Farrow said he knew he was nominated for the award but didn’t find out he was one of the four percent of nominees that were selected until he got a text from a friend who spotted him on the list.
“It gave me a lot of energy,” Farrow said. “I think it’s going to help us a lot in terms of opening doors for people, and it’s a testament to a lot of what the kids are doing and the work the students have put out.”
LITE’s mission is to teach minority students in Memphis to become entrepreneurs through a mentorship and education program. Students participate in workshops about business, then LITE mentors help students and give a selected group of them grant money to start their businesses.
In addition to educating students through workshops, LITE also helps students find college scholarships and internships to help bridge the achievement gap between children in high- and low-income communities.
“I know students who enter our program at the age of 16 or 17, and by the time they’re 25 and they leave our program, they will have the same access to internships, skills and opportunities that a kid from the highest income zip code in the city will have,” Farrow said.
Kids learn best when they do something they’re passionate about and they learn the best when they actually get to try things.
Farrow said his interest in education started when he searched for a work study job on GWork during his freshman year. Scouring GWork eventually lead him to a job as an intern at Teach for America and, after graduation, a job as a campus campaign coordinator for the organization.
Farrow added that he considered going to law school after he graduated, but Teach for America made him recognize his privilege growing up – which allowed him to attend GW and go back to school for a graduate degree – that most students do not have.
“I thought, ‘Who am I to go to law school when I’ve only gotten to this point because of the privilege I’ve had?’” Farrow said. “I said to myself, ‘Maybe I can go to law school eventually, but right now I need to invest in education and in teaching so that other kids have the same opportunities that I had.’”
Farrow taught government and economics classes at a high school in Memphis through Teach for America.
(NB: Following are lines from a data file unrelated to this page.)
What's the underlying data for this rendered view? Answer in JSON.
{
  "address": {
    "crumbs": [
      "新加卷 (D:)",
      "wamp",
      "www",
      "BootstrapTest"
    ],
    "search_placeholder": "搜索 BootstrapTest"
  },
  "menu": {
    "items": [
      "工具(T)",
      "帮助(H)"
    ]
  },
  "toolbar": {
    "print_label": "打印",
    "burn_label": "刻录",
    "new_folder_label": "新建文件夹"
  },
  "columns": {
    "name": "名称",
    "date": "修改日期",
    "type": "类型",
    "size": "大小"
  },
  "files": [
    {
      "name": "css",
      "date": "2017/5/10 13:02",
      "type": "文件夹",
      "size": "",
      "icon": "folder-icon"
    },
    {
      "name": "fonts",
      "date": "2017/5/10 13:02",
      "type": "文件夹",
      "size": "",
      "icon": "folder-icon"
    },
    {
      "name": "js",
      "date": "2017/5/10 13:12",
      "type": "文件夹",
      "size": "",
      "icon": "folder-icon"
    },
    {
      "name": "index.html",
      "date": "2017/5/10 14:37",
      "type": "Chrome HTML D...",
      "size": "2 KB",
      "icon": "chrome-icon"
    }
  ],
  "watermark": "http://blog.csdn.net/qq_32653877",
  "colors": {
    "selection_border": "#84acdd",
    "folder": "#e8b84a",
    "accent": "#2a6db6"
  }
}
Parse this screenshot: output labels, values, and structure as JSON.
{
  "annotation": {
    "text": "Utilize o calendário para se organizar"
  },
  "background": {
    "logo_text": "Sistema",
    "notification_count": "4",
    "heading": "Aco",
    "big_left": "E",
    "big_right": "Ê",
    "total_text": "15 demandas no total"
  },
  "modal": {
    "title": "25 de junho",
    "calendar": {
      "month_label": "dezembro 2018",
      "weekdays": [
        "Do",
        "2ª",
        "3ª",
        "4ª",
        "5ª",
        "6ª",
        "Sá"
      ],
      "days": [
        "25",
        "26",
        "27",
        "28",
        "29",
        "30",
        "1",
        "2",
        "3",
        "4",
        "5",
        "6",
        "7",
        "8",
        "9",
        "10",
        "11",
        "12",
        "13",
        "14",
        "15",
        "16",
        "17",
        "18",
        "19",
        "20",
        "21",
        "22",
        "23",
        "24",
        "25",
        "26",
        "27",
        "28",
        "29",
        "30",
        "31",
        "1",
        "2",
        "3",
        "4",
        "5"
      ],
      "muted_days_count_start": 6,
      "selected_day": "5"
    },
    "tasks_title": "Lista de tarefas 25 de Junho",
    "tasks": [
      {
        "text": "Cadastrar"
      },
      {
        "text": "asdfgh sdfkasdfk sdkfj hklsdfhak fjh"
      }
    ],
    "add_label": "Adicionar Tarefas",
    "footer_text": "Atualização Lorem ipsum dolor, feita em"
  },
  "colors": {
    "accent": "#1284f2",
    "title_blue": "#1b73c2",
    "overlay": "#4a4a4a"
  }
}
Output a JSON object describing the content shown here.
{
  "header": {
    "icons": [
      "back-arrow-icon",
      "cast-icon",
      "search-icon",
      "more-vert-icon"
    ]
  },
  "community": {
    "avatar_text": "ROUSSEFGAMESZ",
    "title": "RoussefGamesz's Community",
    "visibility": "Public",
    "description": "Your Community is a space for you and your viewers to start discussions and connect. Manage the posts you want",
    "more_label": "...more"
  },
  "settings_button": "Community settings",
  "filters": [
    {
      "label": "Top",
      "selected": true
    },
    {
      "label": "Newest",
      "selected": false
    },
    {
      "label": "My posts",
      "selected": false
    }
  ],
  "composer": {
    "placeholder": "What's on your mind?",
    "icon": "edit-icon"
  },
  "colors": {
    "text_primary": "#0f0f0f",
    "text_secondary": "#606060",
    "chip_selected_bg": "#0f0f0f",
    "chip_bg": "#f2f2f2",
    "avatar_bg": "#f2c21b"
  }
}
As a teacher, Farrow said he recognized students were often “restricted” from taking classes in subjects they were passionate about, like entrepreneurship.
“Kids learn best when they do something they’re passionate about and they learn the best when they actually get to try things,” Farrow said. “I just didn’t feel like the schools in Memphis or elsewhere were really teaching that.”
Farrow challenged his students to come up with their own business ideas using a curriculum he developed. He raised $50,000 through his personal contacts that he used as seed money to invest in his students’ businesses ideas. The original project laid the groundwork for what eventually became LITE, he said.
Farrow developed LITE as a side job during his required two years of teaching for Teach for America. After continuing to a third year of teaching, Farrow managed to expand LITE to educate about 600 students throughout the city. Last year, Farrow took on LITE as a full-time job and brought on two full-time staff members.
LITE’s students are averaging about $260,000 in merit scholarships, 100 percent of them have graduated high school and more than 95 percent of them are on track to graduate college within four years, according to LITE’s website.
I feel very purposeful about what I’m doing and I think that’s all you can ask for in life.
Although being recognized by Forbes is a noteworthy achievement for both Farrow and his organization, the founder said he is most excited to know that he has impacted students’ lives.
“Every day I wake up and I feel very fulfilled,” Farrow said. “I think, beyond the Forbes thing, I feel very purposeful about what I’m doing and I think that’s all you can ask for in life.”